a status code (like
200) is a required part of every HTTP response. status codes are in 5 classes:
there are 41 and they're all defined in RFC 7231
I tested returning a
789 and Firefox didn't even complain.
It's probably better to stick to the regular defined status codes
a server can return a 404 for any reason it wants. Usually it's because either the file is missing, or you requested an endpoint that the server doesn't have any route for.
again, servers can return any status code they want. For example,
GitHub will return
404 Not Found for repositories that
exist but that you don't have permission to access. It does this
because it doesn't want to leak the information that the
repository actually does exist.
302, how does the browser know what URL to go to?
For example, many sites redirect all non-HTTPS requests to use HTTPS instead:
$ curl -I http://stripe.com HTTP/1.1 301 Moved Permanently Location: https://stripe.com/
302 redirects aren't cached by default, so every time the browser goes to the URL it'll request it again.
301 Moved Permanentlyredirect?
this means that the second time a browser visits a site that's returned
a 301, it won't make a request to the original URL at all -- it'll just
load the redirect right away. This is why it's dangerous to set up a
301 if you're not 100% sure you want to keep the redirect
forever. You can also set the
Cache-Control header to only
cache the redirect for a limited amount of time.
304 Not Modifiedredirect to another URL?
304 Not Modified is a "redirect" to the browser's cache.
Servers can return this header when the client has asked the server
whether its cached version of a resource is up to date (with the

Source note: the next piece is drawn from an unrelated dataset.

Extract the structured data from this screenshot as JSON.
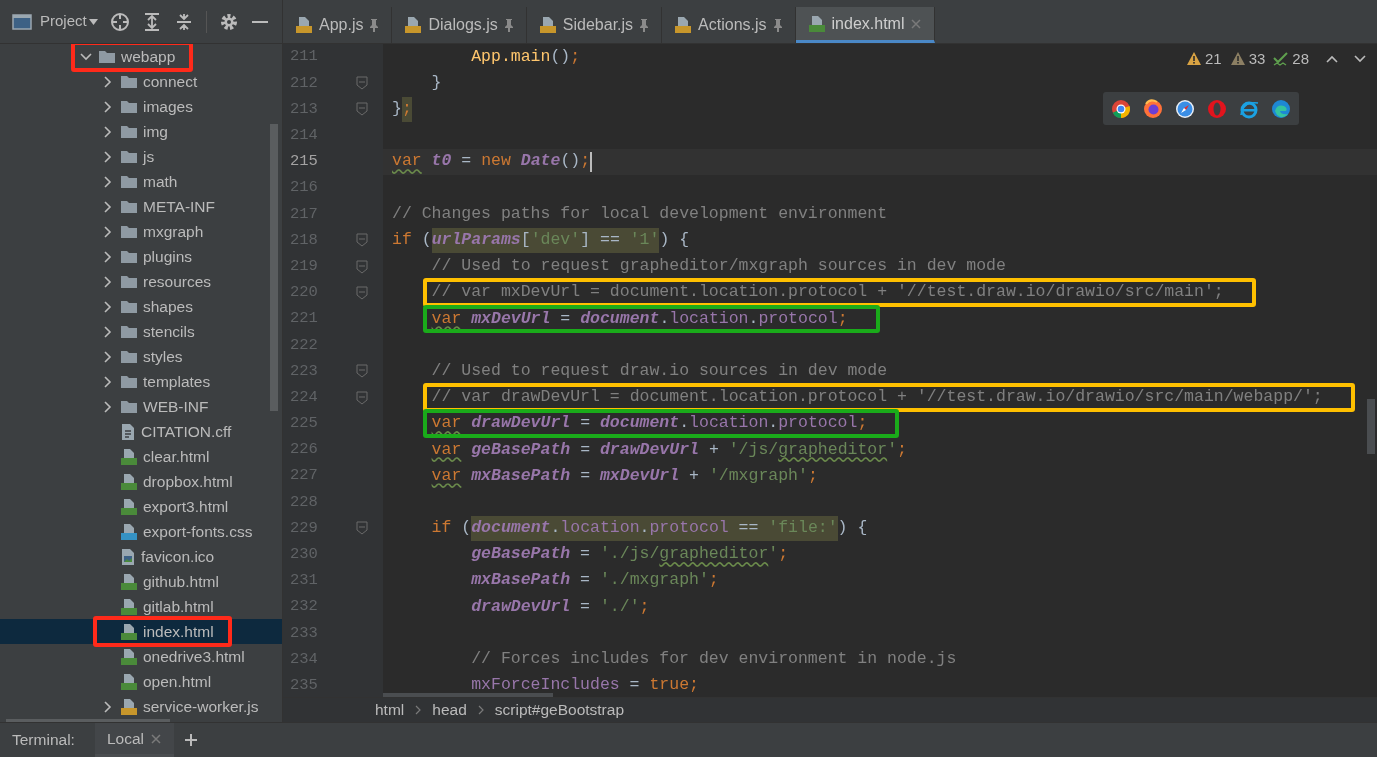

304 responses don't contain a response body, because the whole point is that the client already has the response cached.